The Fine Art of Balanced Blogging

Erick Schonfeld has a great post about his first six months working at Techcrunch. The reality of blogging becomes apparent when Erick describes their size and scale:

Despite our small size, we are a global organization. When not traveling, Michael and Mark write from California, Duncan writes from Australia, and I write from New York. Somebody is always online—often all of us. Michael literally never sleeps. It is really unhealthy.

Want to build a massive blog that gets tons of traffic and tons of regular readers? Get used to staying up all night every day. Even the once a day bloggers like Jeremiah Owyang get little sleep. Jeremiah is up in the early AM typing out yet another blog masterpiece on a daily basis. As you build a blog that gains traction the addictiveness of it rapidly sets in.
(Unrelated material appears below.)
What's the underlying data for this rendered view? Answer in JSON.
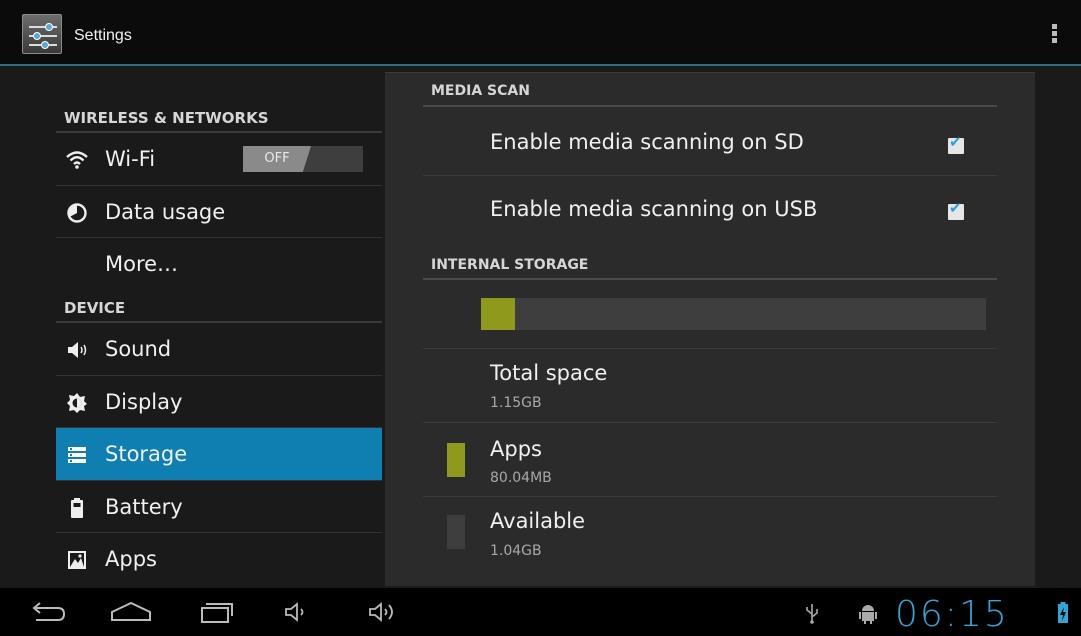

I launched AllFacebook last May and within a matter of months I was staying up until 3 or 4 AM to get the news still rolling in from the west coast and would get up by 9 AM. This is not a piece on my challenging lifestyle though. The reality is that social media will suck you in and you’ll find yourself producing content via Twitter, Facebook and your blog and suddenly there is not enough time in the day to respond to all incoming messages.

So when the competitors are ultimately willing to go without sleep for years and avoid all vacations, how do you create a balanced life? Is it even possible? Well, success never came easily so the solution is not easy no matter how you look at it. Fortunately though I think there is a way to balance your content, build a business and still have a life. Unfortunately, I’m not there yet but I can tell you what my thoughts are on how to get there and you can let me know what you think.

Churning Out Content is Necessary
Some people will tell you that once-a-day is good enough to build your brand. It really depends on how big you want your brand to be but if you really want to go big you either need to pack a lot of punch in every post (as Jeremiah Owyang or Gary Vaynerchuk does) or write like crazy. As Mark Evans points out, packing a lot of punch in one post a day may be more challenging then churning out content quickly.

Churning out content is also extremely useful for building up your search engine traffic rapidly. Take a look at Alley Insider as a perfect churn machine. They pump out content so fast that chances are you’ll never read all of their articles. This model is also extremely useful for taking up space in people’s RSS readers and forcing people to read your content. The bottom line is that content is still king.

Leverage Brand You
As Gary Vaynerchuk says, your legacy is greater than currency. The best thing to do is become well known for producing regular high quality content on a specific topic. Once you become known you can start to leverage your brand to generate revenue through both advertising as well as consulting (if you wish to do so). There is also the potential to earn revenue through speaking engagements (conferences, etc), hosting your own events and other methods as well.

Separate Op-Ed and News
One of the biggest problems when writing blogs is that there is a mesh of opt-ed and news. Each view comes for various reasons and as one Techcrunch commenter points out it eventually becomes to challenging to follow all of the articles. As such it is best to highlight those articles that have quality content and leave them at the top of the site or in a specific location for a period of time so visitors can immediately find the quality content.

Focus on More Than Blogging
Dave Winer screams that the end is near for tech blogging! While I disagree with Dave, the Techmeme pile on is an issue that will eventually be resolved. The reality though is that more people are becoming part of the conversation and that’s all there is to it. While building your blog to a minimal size is critical, once you start reaching a critical mass it’s a good idea to expand beyond blogging.

Unless you want to become a full-time blogger (which is inherently bad for your health), I suggest you expand into other areas outside of blogging. You were already willing to put in the time and effort to get your blog going, you might as well figure out some ways to profit from it. As I explained under “Leverage Brand You” there is more to this world then blogging, and some of it actually can make you money! So build up that blog but build it right because the last thing we want to see is the same old story.

Then again, we all love great stories so if you can tell it better, go for it! What do you think are some good ways to balance blogging and life? Do you think the end is near for tech blogs?